If you aren't near a cemetery or the burial place of your ancestors, you might choose to take some wicks and measure an object that belonged to a relative or someone else dear to you whose soul has ascended. 


- Thin rope or wicks

- One or more objects to measure connected to that ancestor (such as candle sticks, picture frame, furniture, etc)

Spontaneous prayer before measuring: 
Here you have an opportunity to write a tkhine, or prayer, in the language of your choice. While some of us may know that tkhines were traditionally Yiddish prayers, this was the common language because it was the vernacular. A helpful way to start is to use one of these prompts compiled by Rabbi Noam Lerman who wrote their thesis on tekhines (links to these resources can be found in the References for Soul Candlemaking clip): 

     I implore/ ask/ entreat/ beg/ plead/request..

     Listen, Lord, beloved G-d..

     Merciful father (mother), merciful father (mother)..

     May it be Your will as I am before you, May it be Your will as I am before you G-d, my G-d, and G-d of my ancestors..

After measuring: hold onto the wicks until after Rosh Hashana. Before Yom Kippur, make them into candles or tie them as a bracelet (protection band). As you do this, you can return to spontaneous prayer and direct your tkhines into what you are making. 

Elul Blessings

To access the full Yiddish version of the text translated here, visit this page and enter page 74 of the PDF, which is page 36 of the scanned book. 

Prompts for Spontaneous Prayer Before Measuring as described in the clip Using Wicks to Measure Ancestral Objects can be found here, compiled by Rabbi Noam Lerman who wrote their thesis on tkhines. 

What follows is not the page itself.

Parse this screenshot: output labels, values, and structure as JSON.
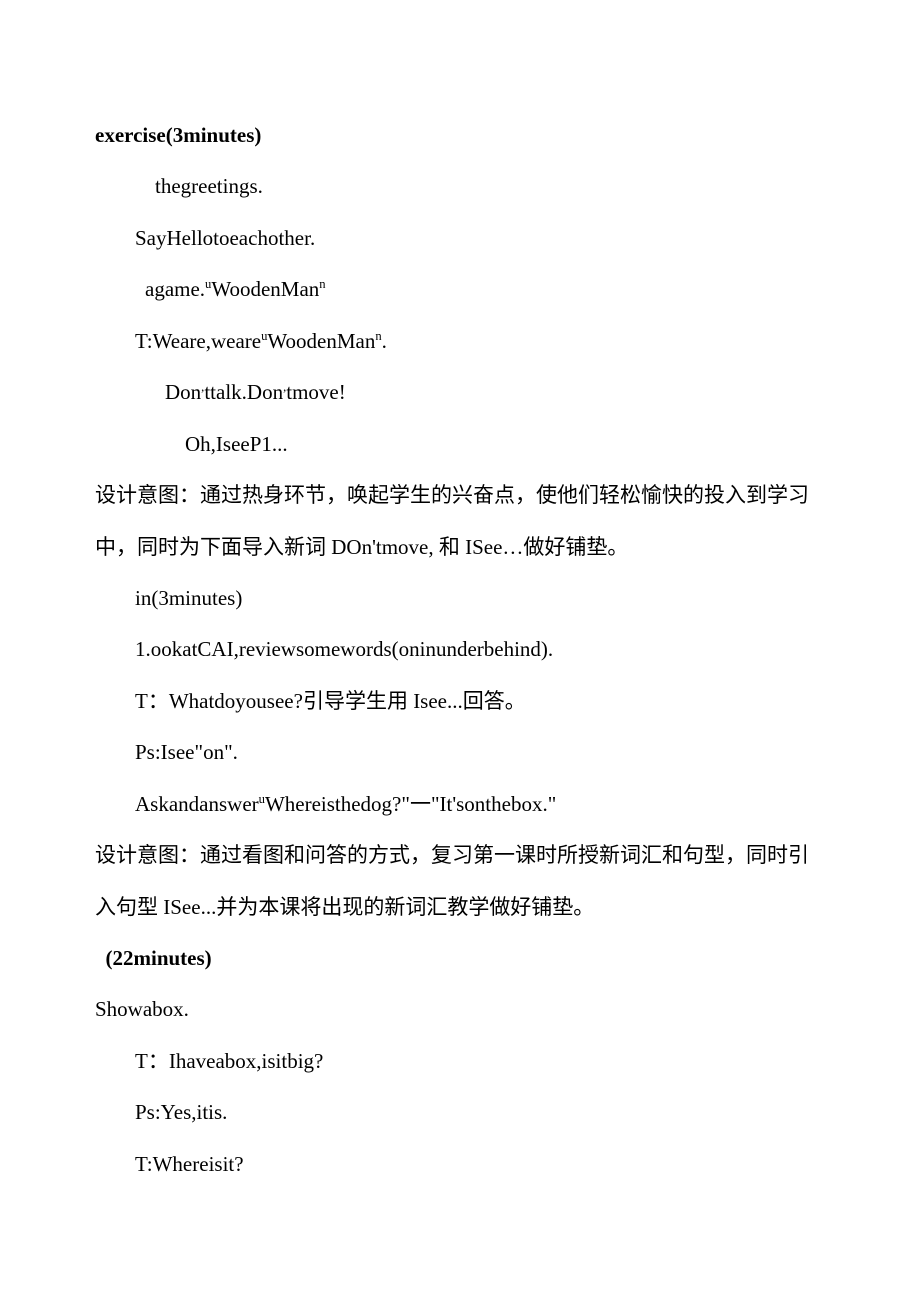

See Tkhine for Candlemaking on Erev Yom Kippur for additional suggestions of what to say and sing while making candles.